Resting Habits and Vacation Times of Different European Countries
As a leading manufacturer of bedding products, we care about getting to know our customers across different countries. We do a lot of research not only on natural materials and the latest innovations in bedding but also on how people in different places sleep and relax so that we can offer the best bedding solutions for everyone.
This article reviews how people in various European countries rest and take vacations. Sleep and downtime are important for keeping us healthy and ready for day-to-day activities. But it’s interesting how these habits can change from one country to the next because of different habits.
Spain is known for its relaxed lifestyle and frequent breaks throughout the year. Actually, according to research, the legal minimum vacation time is four weeks per year. Additionally, we Spaniards commonly take a month-long summer vacation, often during August. When it comes to resting or sleeping habits the concept of “siesta” (a midday nap taken after the main meal of the day) has historically played a significant role in our daily routines. However, in recent years, it has become less common, particularly in urban areas. In smaller towns and rural areas of Catalonia (Catalunya), an autonomous community in northeastern Spain, you may still find some people who take the siesta, with businesses and shops closing for a few hours in the early afternoon.
In terms of nighttime sleeping habits, we tend to have a later schedule compared to other countries. Dinner is often later in the evening, and as a result, bedtime can be relatively late, with many people going to sleep between 11 p.m. and midnight. While these patterns provide a general overview, there are always variations among individuals, depending on the region.
France is known for respecting work-life balance. Legally, the minimum vacation time is five weeks (or 25 days) per year for those who work full-time. Many French people take long vacations during the summer months, typically in July or August. As for resting habits, similar to Spain, the French have a concept known as “déjeuner” or “pause déjeuner”, which is a midday break to relax, enjoy a meal, and perhaps take a short nap. However, many people now have shorter lunch breaks and may not have the opportunity to enjoy this.
As for nighttime sleeping habits, the French’s general bedtime falls between 10 p.m. and midnight, depending on personal preferences and work schedules. The average adult in France typically strives for 7 to 8 hours of sleep per night.
Germans typically value vacation time and often take several weeks off work. The legal minimum vacation time is four weeks per year. Similar to Spain and France, many Germans take a longer break during the summer months, though it is also common to take shorter vacations throughout the year.
This country also has a strong emphasis on work-life balance thus ensuring sufficient rest and sleep. The German culture values a good night’s sleep and prioritizes getting enough rest to maintain their overall well-being. This means they also put a strong emphasis on creating a good sleep environment, including having a comfortable mattress, a quiet room, and suitable bedding.
In the Netherlands, full-time employees are entitled to a minimum of four weeks or 20 days of paid vacation per year. However, many companies offer further vacation days or collective labor agreements that provide more vacation time. It is also common for Dutch people to take their annual leave during July and August.
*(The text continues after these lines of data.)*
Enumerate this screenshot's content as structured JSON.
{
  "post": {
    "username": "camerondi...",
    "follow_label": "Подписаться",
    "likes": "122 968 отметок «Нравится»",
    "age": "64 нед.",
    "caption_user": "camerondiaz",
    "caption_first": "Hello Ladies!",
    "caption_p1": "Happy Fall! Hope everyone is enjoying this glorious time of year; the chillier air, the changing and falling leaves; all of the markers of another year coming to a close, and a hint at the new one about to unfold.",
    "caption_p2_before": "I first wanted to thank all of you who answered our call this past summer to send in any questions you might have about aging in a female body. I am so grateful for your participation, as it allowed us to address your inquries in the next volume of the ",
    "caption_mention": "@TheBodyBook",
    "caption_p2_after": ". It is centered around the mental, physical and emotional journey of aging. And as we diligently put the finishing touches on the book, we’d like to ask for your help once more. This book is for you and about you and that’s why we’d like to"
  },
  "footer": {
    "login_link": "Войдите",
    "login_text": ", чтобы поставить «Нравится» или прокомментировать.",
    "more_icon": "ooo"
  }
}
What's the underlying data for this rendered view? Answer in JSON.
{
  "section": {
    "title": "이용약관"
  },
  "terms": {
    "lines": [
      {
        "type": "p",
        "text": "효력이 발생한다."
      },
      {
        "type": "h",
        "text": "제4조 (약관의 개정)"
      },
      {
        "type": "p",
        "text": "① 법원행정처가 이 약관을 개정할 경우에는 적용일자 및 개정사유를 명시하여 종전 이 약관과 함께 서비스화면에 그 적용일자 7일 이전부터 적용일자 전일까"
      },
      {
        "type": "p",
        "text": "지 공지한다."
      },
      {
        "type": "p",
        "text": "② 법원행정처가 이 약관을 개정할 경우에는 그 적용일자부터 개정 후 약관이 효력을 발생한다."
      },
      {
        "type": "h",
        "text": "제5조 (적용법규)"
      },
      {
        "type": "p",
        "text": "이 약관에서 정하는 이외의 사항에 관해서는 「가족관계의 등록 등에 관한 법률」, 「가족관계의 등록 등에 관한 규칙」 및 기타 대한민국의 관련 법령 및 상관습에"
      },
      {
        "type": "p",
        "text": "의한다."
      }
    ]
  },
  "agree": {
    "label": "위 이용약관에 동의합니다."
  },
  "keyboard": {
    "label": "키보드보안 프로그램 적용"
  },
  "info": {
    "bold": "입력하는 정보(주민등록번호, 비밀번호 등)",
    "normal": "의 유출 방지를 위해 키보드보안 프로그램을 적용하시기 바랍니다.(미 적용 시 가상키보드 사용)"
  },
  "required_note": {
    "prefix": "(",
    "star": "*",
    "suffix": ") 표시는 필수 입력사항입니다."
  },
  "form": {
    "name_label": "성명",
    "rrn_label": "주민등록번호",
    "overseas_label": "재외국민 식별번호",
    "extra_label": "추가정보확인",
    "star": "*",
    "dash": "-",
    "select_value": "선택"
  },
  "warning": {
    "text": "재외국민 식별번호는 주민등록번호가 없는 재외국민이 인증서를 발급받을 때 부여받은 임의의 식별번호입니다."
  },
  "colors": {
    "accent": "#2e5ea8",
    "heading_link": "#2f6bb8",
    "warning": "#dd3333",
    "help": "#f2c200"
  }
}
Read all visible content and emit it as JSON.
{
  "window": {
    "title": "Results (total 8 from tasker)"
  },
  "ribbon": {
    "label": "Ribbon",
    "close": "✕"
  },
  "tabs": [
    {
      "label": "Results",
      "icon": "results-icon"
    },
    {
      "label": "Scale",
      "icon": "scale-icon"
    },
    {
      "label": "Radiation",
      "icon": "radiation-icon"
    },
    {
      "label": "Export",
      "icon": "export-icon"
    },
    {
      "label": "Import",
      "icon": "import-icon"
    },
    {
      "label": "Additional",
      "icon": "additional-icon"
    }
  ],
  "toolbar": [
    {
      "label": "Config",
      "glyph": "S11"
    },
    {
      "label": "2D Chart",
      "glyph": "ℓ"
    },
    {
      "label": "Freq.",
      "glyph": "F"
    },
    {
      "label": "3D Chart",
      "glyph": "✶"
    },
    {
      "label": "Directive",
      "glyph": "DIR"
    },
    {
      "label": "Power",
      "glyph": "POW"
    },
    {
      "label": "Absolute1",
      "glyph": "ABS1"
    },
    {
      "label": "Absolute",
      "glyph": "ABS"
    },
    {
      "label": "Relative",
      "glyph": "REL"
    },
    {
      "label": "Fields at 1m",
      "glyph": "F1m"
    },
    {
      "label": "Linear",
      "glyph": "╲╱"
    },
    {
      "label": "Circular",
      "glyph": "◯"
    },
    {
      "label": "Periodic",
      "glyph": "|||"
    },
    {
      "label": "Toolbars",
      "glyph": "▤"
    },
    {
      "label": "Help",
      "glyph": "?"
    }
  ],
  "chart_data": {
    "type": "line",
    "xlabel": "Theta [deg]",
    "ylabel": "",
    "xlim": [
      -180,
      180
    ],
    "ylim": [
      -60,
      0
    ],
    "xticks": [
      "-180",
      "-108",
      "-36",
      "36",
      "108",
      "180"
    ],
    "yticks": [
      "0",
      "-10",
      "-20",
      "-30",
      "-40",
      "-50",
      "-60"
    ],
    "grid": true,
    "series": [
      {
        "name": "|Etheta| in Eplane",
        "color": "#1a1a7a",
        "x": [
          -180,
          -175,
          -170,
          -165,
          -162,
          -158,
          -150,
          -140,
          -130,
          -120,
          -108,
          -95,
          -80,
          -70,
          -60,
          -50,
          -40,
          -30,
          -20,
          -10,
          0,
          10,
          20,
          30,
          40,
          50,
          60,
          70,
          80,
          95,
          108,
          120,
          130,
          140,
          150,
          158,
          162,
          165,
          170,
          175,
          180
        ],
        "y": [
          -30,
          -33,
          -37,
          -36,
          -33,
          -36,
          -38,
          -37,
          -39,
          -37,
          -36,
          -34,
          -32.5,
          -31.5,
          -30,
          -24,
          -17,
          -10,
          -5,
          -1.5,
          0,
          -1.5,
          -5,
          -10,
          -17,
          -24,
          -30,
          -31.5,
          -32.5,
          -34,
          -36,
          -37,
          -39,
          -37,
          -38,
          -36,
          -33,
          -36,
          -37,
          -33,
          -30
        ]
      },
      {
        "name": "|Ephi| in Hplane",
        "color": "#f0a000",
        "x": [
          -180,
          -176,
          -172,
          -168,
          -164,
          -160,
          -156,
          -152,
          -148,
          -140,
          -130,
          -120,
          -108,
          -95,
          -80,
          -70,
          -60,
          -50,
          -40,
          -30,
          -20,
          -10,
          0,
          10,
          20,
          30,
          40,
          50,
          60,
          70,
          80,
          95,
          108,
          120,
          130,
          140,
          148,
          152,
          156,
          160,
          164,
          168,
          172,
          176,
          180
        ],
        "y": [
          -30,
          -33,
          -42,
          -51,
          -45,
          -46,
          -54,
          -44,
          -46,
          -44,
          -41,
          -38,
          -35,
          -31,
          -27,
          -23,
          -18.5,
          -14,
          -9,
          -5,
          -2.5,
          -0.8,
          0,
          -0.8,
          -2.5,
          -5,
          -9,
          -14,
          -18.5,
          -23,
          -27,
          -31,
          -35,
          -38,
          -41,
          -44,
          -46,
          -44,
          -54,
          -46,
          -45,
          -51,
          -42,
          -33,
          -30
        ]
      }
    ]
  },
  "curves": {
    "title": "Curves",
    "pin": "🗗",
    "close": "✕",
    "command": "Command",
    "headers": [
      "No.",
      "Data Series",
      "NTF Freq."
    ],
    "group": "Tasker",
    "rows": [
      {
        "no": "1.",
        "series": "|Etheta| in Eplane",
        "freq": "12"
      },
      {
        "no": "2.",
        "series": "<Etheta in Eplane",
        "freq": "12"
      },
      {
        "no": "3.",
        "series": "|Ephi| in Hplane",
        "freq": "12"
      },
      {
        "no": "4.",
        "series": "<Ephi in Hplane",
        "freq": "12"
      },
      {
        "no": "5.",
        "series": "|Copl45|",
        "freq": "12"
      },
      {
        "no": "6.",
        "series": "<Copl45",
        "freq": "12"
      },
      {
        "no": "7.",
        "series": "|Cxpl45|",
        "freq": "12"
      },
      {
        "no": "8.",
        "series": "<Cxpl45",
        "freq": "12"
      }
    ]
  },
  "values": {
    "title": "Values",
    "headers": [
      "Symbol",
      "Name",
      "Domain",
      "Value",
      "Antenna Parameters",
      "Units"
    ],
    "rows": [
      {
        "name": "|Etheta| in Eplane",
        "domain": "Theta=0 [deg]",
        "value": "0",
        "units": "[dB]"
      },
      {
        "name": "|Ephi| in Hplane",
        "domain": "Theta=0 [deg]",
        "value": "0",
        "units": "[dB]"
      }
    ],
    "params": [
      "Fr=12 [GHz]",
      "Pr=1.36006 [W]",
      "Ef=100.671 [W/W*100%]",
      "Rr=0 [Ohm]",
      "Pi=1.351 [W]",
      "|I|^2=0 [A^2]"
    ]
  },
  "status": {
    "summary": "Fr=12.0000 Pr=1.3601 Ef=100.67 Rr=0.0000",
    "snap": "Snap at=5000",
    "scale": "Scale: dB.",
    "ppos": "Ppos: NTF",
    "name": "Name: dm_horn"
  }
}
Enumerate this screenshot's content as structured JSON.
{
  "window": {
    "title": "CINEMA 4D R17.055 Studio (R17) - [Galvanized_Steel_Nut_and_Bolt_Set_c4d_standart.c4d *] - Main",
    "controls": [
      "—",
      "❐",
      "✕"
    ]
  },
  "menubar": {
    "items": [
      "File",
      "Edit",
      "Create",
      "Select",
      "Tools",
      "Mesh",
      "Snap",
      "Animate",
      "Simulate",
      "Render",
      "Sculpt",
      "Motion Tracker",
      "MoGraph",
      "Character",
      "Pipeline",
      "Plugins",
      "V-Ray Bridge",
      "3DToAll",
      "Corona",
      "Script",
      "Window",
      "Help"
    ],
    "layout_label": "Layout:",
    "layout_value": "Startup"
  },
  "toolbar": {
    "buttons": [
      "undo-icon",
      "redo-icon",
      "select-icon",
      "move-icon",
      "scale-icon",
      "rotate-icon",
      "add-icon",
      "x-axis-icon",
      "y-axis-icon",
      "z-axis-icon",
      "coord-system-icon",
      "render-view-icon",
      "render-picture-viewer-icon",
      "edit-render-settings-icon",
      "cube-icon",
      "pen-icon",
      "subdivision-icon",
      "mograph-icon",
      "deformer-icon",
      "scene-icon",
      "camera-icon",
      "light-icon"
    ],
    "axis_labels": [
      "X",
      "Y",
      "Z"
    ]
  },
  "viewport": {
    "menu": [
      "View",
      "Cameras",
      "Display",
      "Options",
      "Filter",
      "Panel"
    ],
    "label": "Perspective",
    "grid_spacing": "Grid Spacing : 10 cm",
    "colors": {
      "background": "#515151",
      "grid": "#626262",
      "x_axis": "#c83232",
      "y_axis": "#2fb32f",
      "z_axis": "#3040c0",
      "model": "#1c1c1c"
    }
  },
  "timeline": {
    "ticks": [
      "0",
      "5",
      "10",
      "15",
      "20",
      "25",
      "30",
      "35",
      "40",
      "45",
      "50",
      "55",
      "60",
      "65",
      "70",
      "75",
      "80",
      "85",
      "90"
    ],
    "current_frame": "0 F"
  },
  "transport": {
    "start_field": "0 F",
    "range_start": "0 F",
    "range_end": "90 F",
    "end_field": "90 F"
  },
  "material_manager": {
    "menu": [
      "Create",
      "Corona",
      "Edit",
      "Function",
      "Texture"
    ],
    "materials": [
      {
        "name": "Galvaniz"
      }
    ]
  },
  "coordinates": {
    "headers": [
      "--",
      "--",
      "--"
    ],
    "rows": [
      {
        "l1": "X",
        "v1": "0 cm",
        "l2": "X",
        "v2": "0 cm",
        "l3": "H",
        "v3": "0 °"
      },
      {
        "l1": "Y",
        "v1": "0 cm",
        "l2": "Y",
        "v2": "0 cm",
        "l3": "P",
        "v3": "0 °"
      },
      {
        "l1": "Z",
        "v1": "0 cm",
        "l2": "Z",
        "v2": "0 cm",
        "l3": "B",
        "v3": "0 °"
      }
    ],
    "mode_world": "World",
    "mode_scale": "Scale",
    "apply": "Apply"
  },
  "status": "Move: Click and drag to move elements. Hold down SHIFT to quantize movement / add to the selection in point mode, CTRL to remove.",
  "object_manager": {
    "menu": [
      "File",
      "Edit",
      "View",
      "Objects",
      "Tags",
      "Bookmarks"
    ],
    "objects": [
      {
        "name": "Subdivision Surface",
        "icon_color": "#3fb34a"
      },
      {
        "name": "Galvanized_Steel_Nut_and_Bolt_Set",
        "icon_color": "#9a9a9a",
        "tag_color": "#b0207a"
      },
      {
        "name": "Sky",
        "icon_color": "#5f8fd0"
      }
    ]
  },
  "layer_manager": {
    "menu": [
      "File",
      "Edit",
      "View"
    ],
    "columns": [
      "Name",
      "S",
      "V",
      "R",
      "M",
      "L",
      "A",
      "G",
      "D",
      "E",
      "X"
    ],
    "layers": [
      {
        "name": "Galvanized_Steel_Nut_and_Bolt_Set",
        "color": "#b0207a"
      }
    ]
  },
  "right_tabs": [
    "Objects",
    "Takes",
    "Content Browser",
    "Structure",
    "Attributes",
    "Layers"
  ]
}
They value taking time to prioritize relaxation, spending time with family and friends, and engaging in hobbies during their vacations.
Additionally, they also prioritize getting sufficient sleep to maintain their health and productivity. When it comes to nighttime, the average bedtime in the Netherlands tends to fall between 10 p.m. and midnight, similar to other Western countries. They too prioritize creating a comfortable sleep environment, which includes having a good mattress, suitable bedding, and a quiet and dark room.
In Italy, the legal minimum vacation time is four weeks per year and Italians generally take their vacations in August, with many businesses and shops closing for a few weeks. They also have a cultural tradition of the “riposo” or afternoon rest typically after lunch or during the hottest hours of the day, especially in southern regions.
In terms of nighttime sleeping habits, Italians generally have a later schedule compared to some other countries. Dinner is often eaten later in the evening, and it is not uncommon for social activities, such as meeting friends or going out for a stroll, to extend into the late hours. As a result, bedtime can be relatively late, with many Italians going to sleep between 11 p.m. and midnight.
6. Nordic Countries
The Nordic countries, including Iceland, Norway, Denmark, Finland, and Sweden, are known for their high quality of life and a strong emphasis on work-life balance. The legal minimum vacation time is between 20 to 30 days of paid vacation per year. Many take the months of July and August to enjoy their vacations. In Iceland, due to the region’s natural attractions, such as hot springs and glaciers, many people choose to explore their own country.
As you’ve seen above, as Europeans we generally prioritize work-life balance and place importance on leisure time. Many countries have very generous vacation policies and most of us enjoy our “summer holidays” in the months of July and August. We also share similar resting and sleeping habits as well. It’s important to note that these are general observations, and practices can vary within each country and among individuals.